• [YOUR OBJECTIVE]:
For every record that follows, write out the text exactly and omit the picture, if one is present.

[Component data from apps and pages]
==============================
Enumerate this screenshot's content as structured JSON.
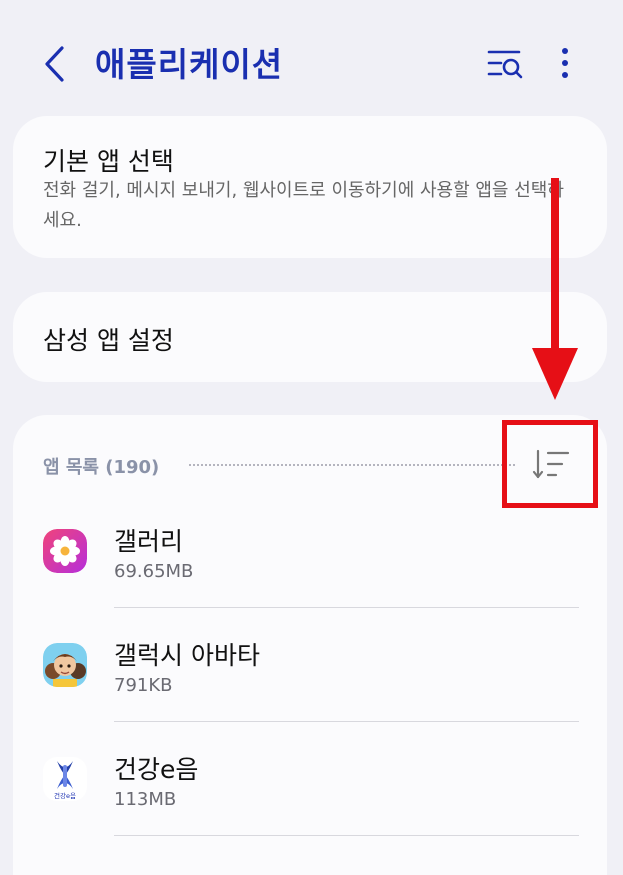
{
  "header": {
    "title": "애플리케이션",
    "back_icon": "chevron-left-icon",
    "search_icon": "list-search-icon",
    "more_icon": "more-vertical-icon"
  },
  "default_apps": {
    "title": "기본 앱 선택",
    "subtitle": "전화 걸기, 메시지 보내기, 웹사이트로 이동하기에 사용할 앱을 선택하세요."
  },
  "samsung_settings": {
    "title": "삼성 앱 설정"
  },
  "app_list": {
    "header": "앱 목록 (190)",
    "sort_icon": "sort-icon",
    "items": [
      {
        "name": "갤러리",
        "size": "69.65MB",
        "icon": "gallery-flower-icon"
      },
      {
        "name": "갤럭시 아바타",
        "size": "791KB",
        "icon": "avatar-icon"
      },
      {
        "name": "건강e음",
        "size": "113MB",
        "icon": "health-e-icon",
        "icon_text": "건강e음"
      }
    ]
  },
  "annotation": {
    "color": "#e60f16"
  },
  "colors": {
    "accent": "#1a2fb0",
    "background": "#f0f0f6",
    "card": "#fbfbfd"
  }
}
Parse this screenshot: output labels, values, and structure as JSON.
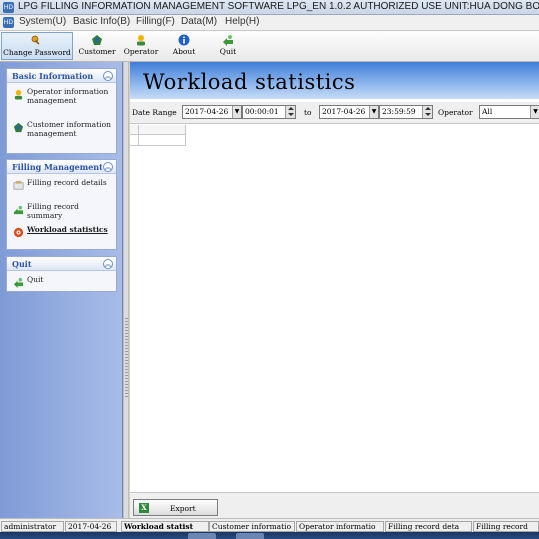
{
  "window": {
    "title": "LPG FILLING INFORMATION MANAGEMENT SOFTWARE LPG_EN 1.0.2 AUTHORIZED USE UNIT:HUA DONG BOTTLE GAS ST"
  },
  "menu": [
    "System(U)",
    "Basic Info(B)",
    "Filling(F)",
    "Data(M)",
    "Help(H)"
  ],
  "toolbar": [
    {
      "label": "Change Password",
      "icon": "key-icon"
    },
    {
      "label": "Customer",
      "icon": "customer-icon"
    },
    {
      "label": "Operator",
      "icon": "operator-icon"
    },
    {
      "label": "About",
      "icon": "info-icon"
    },
    {
      "label": "Quit",
      "icon": "quit-icon"
    }
  ],
  "sidebar": {
    "basic": {
      "header": "Basic Information",
      "items": [
        "Operator information management",
        "Customer information management"
      ]
    },
    "filling": {
      "header": "Filling Management",
      "items": [
        "Filling record details",
        "Filling record summary",
        "Workload statistics"
      ]
    },
    "quit": {
      "header": "Quit",
      "items": [
        "Quit"
      ]
    }
  },
  "main": {
    "title": "Workload statistics",
    "filter": {
      "date_range_label": "Date Range",
      "from_date": "2017-04-26",
      "from_time": "00:00:01",
      "to_label": "to",
      "to_date": "2017-04-26",
      "to_time": "23:59:59",
      "operator_label": "Operator",
      "operator_value": "All"
    },
    "export_label": "Export"
  },
  "status": [
    "administrator",
    "2017-04-26",
    "Workload statist",
    "Customer informatio",
    "Operator informatio",
    "Filling record deta",
    "Filling record"
  ],
  "colors": {
    "accent": "#3f7fd7",
    "sidebar": "#7f9bd6",
    "header_text": "#2f55a8"
  }
}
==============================
• [TASK OUTPUT]:
Enumerate this screenshot's content as structured JSON.
{
  "header": {
    "title": "애플리케이션",
    "back_icon": "chevron-left-icon",
    "search_icon": "list-search-icon",
    "more_icon": "more-vertical-icon"
  },
  "default_apps": {
    "title": "기본 앱 선택",
    "subtitle": "전화 걸기, 메시지 보내기, 웹사이트로 이동하기에 사용할 앱을 선택하세요."
  },
  "samsung_settings": {
    "title": "삼성 앱 설정"
  },
  "app_list": {
    "header": "앱 목록 (190)",
    "sort_icon": "sort-icon",
    "items": [
      {
        "name": "갤러리",
        "size": "69.65MB",
        "icon": "gallery-flower-icon"
      },
      {
        "name": "갤럭시 아바타",
        "size": "791KB",
        "icon": "avatar-icon"
      },
      {
        "name": "건강e음",
        "size": "113MB",
        "icon": "health-e-icon",
        "icon_text": "건강e음"
      }
    ]
  },
  "annotation": {
    "color": "#e60f16"
  },
  "colors": {
    "accent": "#1a2fb0",
    "background": "#f0f0f6",
    "card": "#fbfbfd"
  }
}
Parse this screenshot: output labels, values, and structure as JSON.
{
  "window": {
    "title": "LPG FILLING INFORMATION MANAGEMENT SOFTWARE LPG_EN 1.0.2 AUTHORIZED USE UNIT:HUA DONG BOTTLE GAS ST"
  },
  "menu": [
    "System(U)",
    "Basic Info(B)",
    "Filling(F)",
    "Data(M)",
    "Help(H)"
  ],
  "toolbar": [
    {
      "label": "Change Password",
      "icon": "key-icon"
    },
    {
      "label": "Customer",
      "icon": "customer-icon"
    },
    {
      "label": "Operator",
      "icon": "operator-icon"
    },
    {
      "label": "About",
      "icon": "info-icon"
    },
    {
      "label": "Quit",
      "icon": "quit-icon"
    }
  ],
  "sidebar": {
    "basic": {
      "header": "Basic Information",
      "items": [
        "Operator information management",
        "Customer information management"
      ]
    },
    "filling": {
      "header": "Filling Management",
      "items": [
        "Filling record details",
        "Filling record summary",
        "Workload statistics"
      ]
    },
    "quit": {
      "header": "Quit",
      "items": [
        "Quit"
      ]
    }
  },
  "main": {
    "title": "Workload statistics",
    "filter": {
      "date_range_label": "Date Range",
      "from_date": "2017-04-26",
      "from_time": "00:00:01",
      "to_label": "to",
      "to_date": "2017-04-26",
      "to_time": "23:59:59",
      "operator_label": "Operator",
      "operator_value": "All"
    },
    "export_label": "Export"
  },
  "status": [
    "administrator",
    "2017-04-26",
    "Workload statist",
    "Customer informatio",
    "Operator informatio",
    "Filling record deta",
    "Filling record"
  ],
  "colors": {
    "accent": "#3f7fd7",
    "sidebar": "#7f9bd6",
    "header_text": "#2f55a8"
  }
}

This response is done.